Marcus Waugh grew up dreaming of one day playing in the National Football League.
That dream may still become reality for the former St. John’s Jesuit and University of Cincinnati standout.
Until then, Waugh is determined to make the most of playing a season of professional football as a member of the Arena Football League’s Chicago Rush franchise.
“I’ve always been a fan of just playing the game of football,” Waugh said. “If I had a dream, I always dreamed of playing fullback in the NFL, but I’m enjoying my time at linebacker with the Rush.”
The 5-foot-11, 250-pound rookie is making the most of the opportunity that came about after trying out for the team earlier this year. He’s gone from being a backup linebacker and backup fullback at the start of the season in March to becoming the Chicago franchise’s starting max linebacker.
There’s a certain level of responsibility that comes with playing linebacker in Chicago.

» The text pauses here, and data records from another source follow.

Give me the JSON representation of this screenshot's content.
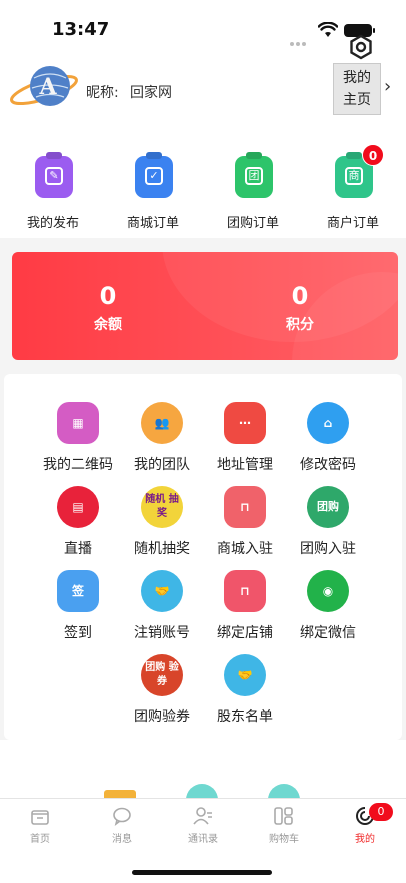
{
  "status_bar": {
    "time": "13:47"
  },
  "profile": {
    "nickname_label": "昵称:",
    "nickname_value": "回家网",
    "home_button_line1": "我的",
    "home_button_line2": "主页",
    "avatar_text": "A"
  },
  "orders": [
    {
      "label": "我的发布",
      "icon": "edit-icon",
      "color": "#9b5cf0",
      "glyph": "✎"
    },
    {
      "label": "商城订单",
      "icon": "clipboard-check-icon",
      "color": "#3b82f0",
      "glyph": "✓"
    },
    {
      "label": "团购订单",
      "icon": "group-order-icon",
      "color": "#2dc46a",
      "glyph": "团"
    },
    {
      "label": "商户订单",
      "icon": "merchant-order-icon",
      "color": "#2fc58a",
      "glyph": "商",
      "badge": "0"
    }
  ],
  "balance": {
    "balance_value": "0",
    "balance_label": "余额",
    "points_value": "0",
    "points_label": "积分"
  },
  "menu": [
    {
      "label": "我的二维码",
      "icon": "qrcode-icon",
      "color": "#d45cc4",
      "glyph": "▦"
    },
    {
      "label": "我的团队",
      "icon": "team-icon",
      "color": "#f6a640",
      "glyph": "👥"
    },
    {
      "label": "地址管理",
      "icon": "share-icon",
      "color": "#ef4a42",
      "glyph": "⋯"
    },
    {
      "label": "修改密码",
      "icon": "home-lock-icon",
      "color": "#2f9ff0",
      "glyph": "⌂"
    },
    {
      "label": "直播",
      "icon": "clapper-icon",
      "color": "#e8223a",
      "glyph": "▤"
    },
    {
      "label": "随机抽奖",
      "icon": "lottery-icon",
      "color": "#f2d43a",
      "glyph": "随机 抽奖"
    },
    {
      "label": "商城入驻",
      "icon": "shopping-bag-icon",
      "color": "#f0626a",
      "glyph": "⊓"
    },
    {
      "label": "团购入驻",
      "icon": "group-buy-sticker-icon",
      "color": "#2ea86a",
      "glyph": "团购"
    },
    {
      "label": "签到",
      "icon": "calendar-sign-icon",
      "color": "#4aa0f0",
      "glyph": "签"
    },
    {
      "label": "注销账号",
      "icon": "handshake-icon",
      "color": "#3fb6e6",
      "glyph": "🤝"
    },
    {
      "label": "绑定店铺",
      "icon": "store-bag-icon",
      "color": "#f0556a",
      "glyph": "⊓"
    },
    {
      "label": "绑定微信",
      "icon": "wechat-icon",
      "color": "#22b24a",
      "glyph": "◉"
    },
    {
      "label": "团购验券",
      "icon": "verify-coupon-icon",
      "color": "#d8452a",
      "glyph": "团购 验券"
    },
    {
      "label": "股东名单",
      "icon": "shareholder-icon",
      "color": "#3fb6e6",
      "glyph": "🤝"
    }
  ],
  "tabs": [
    {
      "label": "首页",
      "icon": "home-store-icon"
    },
    {
      "label": "消息",
      "icon": "chat-bubble-icon"
    },
    {
      "label": "通讯录",
      "icon": "contacts-icon"
    },
    {
      "label": "购物车",
      "icon": "cart-grid-icon"
    },
    {
      "label": "我的",
      "icon": "profile-swirl-icon",
      "badge": "0",
      "active": true
    }
  ]
}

It’s considered a sacred position in the Windy City, considering the likes of Dick Butkus, Mike Singletary and Brian Urlacher became household names for their physical and crowd-pleasing play for the Chicago Bears.
Waugh, whose primary responsibility is to put pressure on quarterbacks, has the opportunity to make his own mark with the Rush.
It’s a position Waugh feels comfortable being counted on as one of the team leaders, particularly on defense, during his first season in the AFL.
He has adjusted to playing in the indoor football league, which is played inside arenas normally used for sporting events such as basketball and ice hockey. Indoor football uses only eight players instead of 11 on offense and defense and the field is only 50 yards long compared to a normal 100-yard football field.
“It’s a totally different game,” Waugh said. “You have to adjust to the way you play.
“As max linebacker, I blitz on every play. I have no pass-coverage responsibilities.
“My job is to get sacks and tackles for losses.”
His work in the middle of the Rush’s defense through 16 contests has led to 29.5 tackles, including five for losses, and three sacks. He’s also intercepted a pass and recovered two fumbles.
“He’s got a tremendous game-time attitude, and when it’s game time, it seems he flips a switch and is ready,” Chicago Rush coach Bob McMillen said. “He’s the type of kids that wants to be the best.”
He’s carried the football 11 times for 36 yards as the Rush’s backup fullback, which calls for him to serve as an additional blocker on short-yardage plays.
Waugh has played on both sides of the football at St. John’s and Cincinnati. His skill set and willingness to be used on offense and defense is what caught the eye of the Rush coaches last winter.
“It’s his versatility that sparked interest in him,” McMillen said. “To find a guy that can do both sides of the football, especially with the size of our teams, is a good thing.”
Waugh plays bigger than his physical frame. He may not be the tallest, strongest, or fastest, yet he’s made up for being undersized by how he approaches the game.
Whether at practice or in a game, McMillen is never concerned about finding his rookie linebacker not ready to perform.
“He comes to work with the right attitude, and he’s always ready to go,” McMillen said.
The Rush are among the AFL’s top teams and are preparing for the playoffs. It’s an opportunity for Waugh and his teammates to try and finish the season as AFL champions, something the Chicago franchise accomplished a few years back.
It’s also an opportunity for Waugh and his teammates to catch the eye of NFL scouts.
In the meantime Waugh is enjoying the moment.
“We always made the joke at Cincinnati, ‘We can’t work any 9-to-5,’” he said. “Everyone has a shelf-life, and I’m going to try and play this game as long as possible.”
Even if it’s not in his dream league.
Contact Donald Emmons at: firstname.lastname@example.org or 419-724-6302.